WHAT IS NEEDED
A faithful copy of all the records is needed, with the pictures omitted.

Data about app and page elements
★ ★ ★ ★ ★ ★ ★

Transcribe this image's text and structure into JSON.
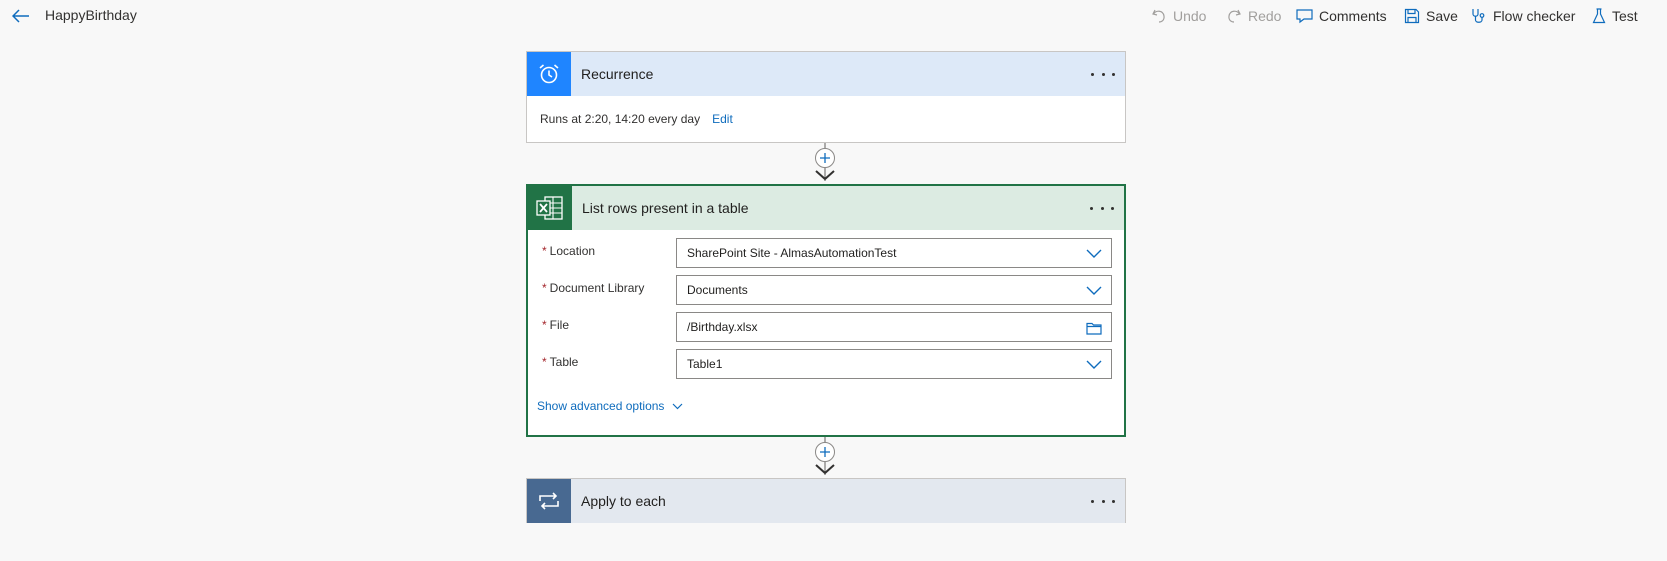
{
  "header": {
    "flow_name": "HappyBirthday",
    "commands": {
      "undo": "Undo",
      "redo": "Redo",
      "comments": "Comments",
      "save": "Save",
      "flow_checker": "Flow checker",
      "test": "Test"
    }
  },
  "steps": {
    "recurrence": {
      "title": "Recurrence",
      "summary": "Runs at 2:20, 14:20 every day",
      "edit_label": "Edit",
      "icon": "alarm-clock-icon",
      "accent": "#1f85ff"
    },
    "list_rows": {
      "title": "List rows present in a table",
      "icon": "excel-icon",
      "accent": "#217346",
      "fields": [
        {
          "label": "Location",
          "value": "SharePoint Site - AlmasAutomationTest",
          "required_mark": "*",
          "control": "dropdown"
        },
        {
          "label": "Document Library",
          "value": "Documents",
          "required_mark": "*",
          "control": "dropdown"
        },
        {
          "label": "File",
          "value": "/Birthday.xlsx",
          "required_mark": "*",
          "control": "folder-picker"
        },
        {
          "label": "Table",
          "value": "Table1",
          "required_mark": "*",
          "control": "dropdown"
        }
      ],
      "advanced_label": "Show advanced options"
    },
    "apply_to_each": {
      "title": "Apply to each",
      "icon": "loop-icon",
      "accent": "#486991"
    }
  },
  "colors": {
    "link": "#0f6cbd",
    "required": "#a4262c",
    "canvas": "#f8f8f8"
  }
}
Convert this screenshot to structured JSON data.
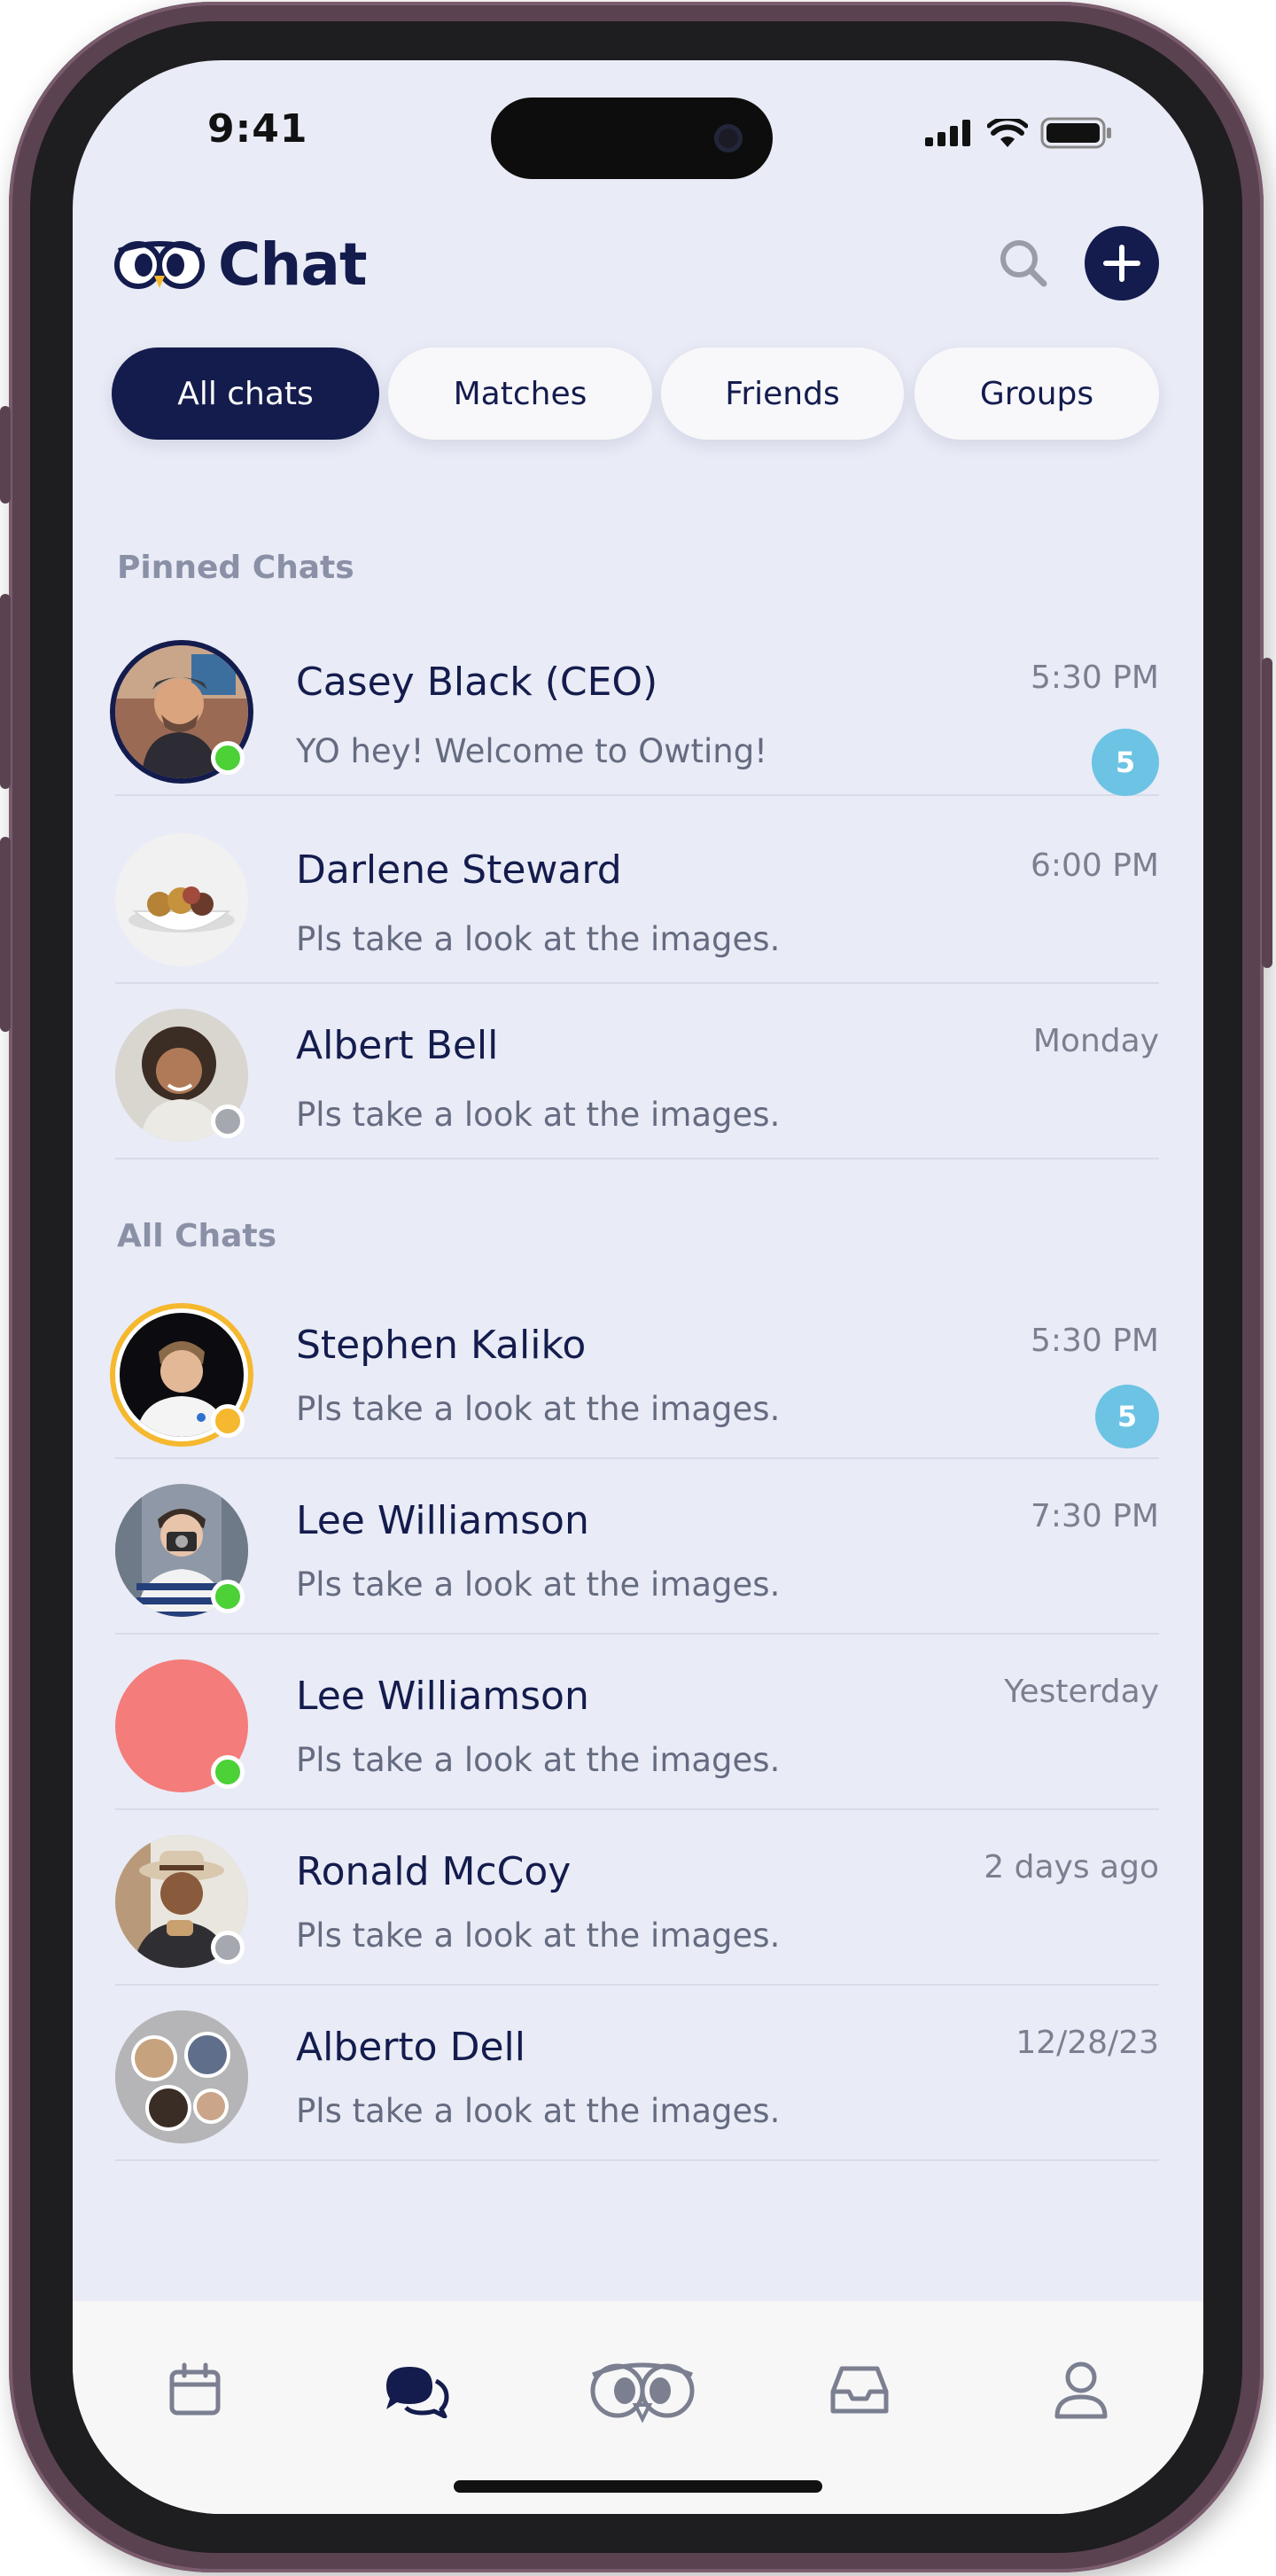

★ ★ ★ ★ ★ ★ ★

RESULT OF THE TASK
Transcribe this image's text and structure into JSON.
{
  "header": {
    "flow_name": "HappyBirthday",
    "commands": {
      "undo": "Undo",
      "redo": "Redo",
      "comments": "Comments",
      "save": "Save",
      "flow_checker": "Flow checker",
      "test": "Test"
    }
  },
  "steps": {
    "recurrence": {
      "title": "Recurrence",
      "summary": "Runs at 2:20, 14:20 every day",
      "edit_label": "Edit",
      "icon": "alarm-clock-icon",
      "accent": "#1f85ff"
    },
    "list_rows": {
      "title": "List rows present in a table",
      "icon": "excel-icon",
      "accent": "#217346",
      "fields": [
        {
          "label": "Location",
          "value": "SharePoint Site - AlmasAutomationTest",
          "required_mark": "*",
          "control": "dropdown"
        },
        {
          "label": "Document Library",
          "value": "Documents",
          "required_mark": "*",
          "control": "dropdown"
        },
        {
          "label": "File",
          "value": "/Birthday.xlsx",
          "required_mark": "*",
          "control": "folder-picker"
        },
        {
          "label": "Table",
          "value": "Table1",
          "required_mark": "*",
          "control": "dropdown"
        }
      ],
      "advanced_label": "Show advanced options"
    },
    "apply_to_each": {
      "title": "Apply to each",
      "icon": "loop-icon",
      "accent": "#486991"
    }
  },
  "colors": {
    "link": "#0f6cbd",
    "required": "#a4262c",
    "canvas": "#f8f8f8"
  }
}
Convert this screenshot to structured JSON data.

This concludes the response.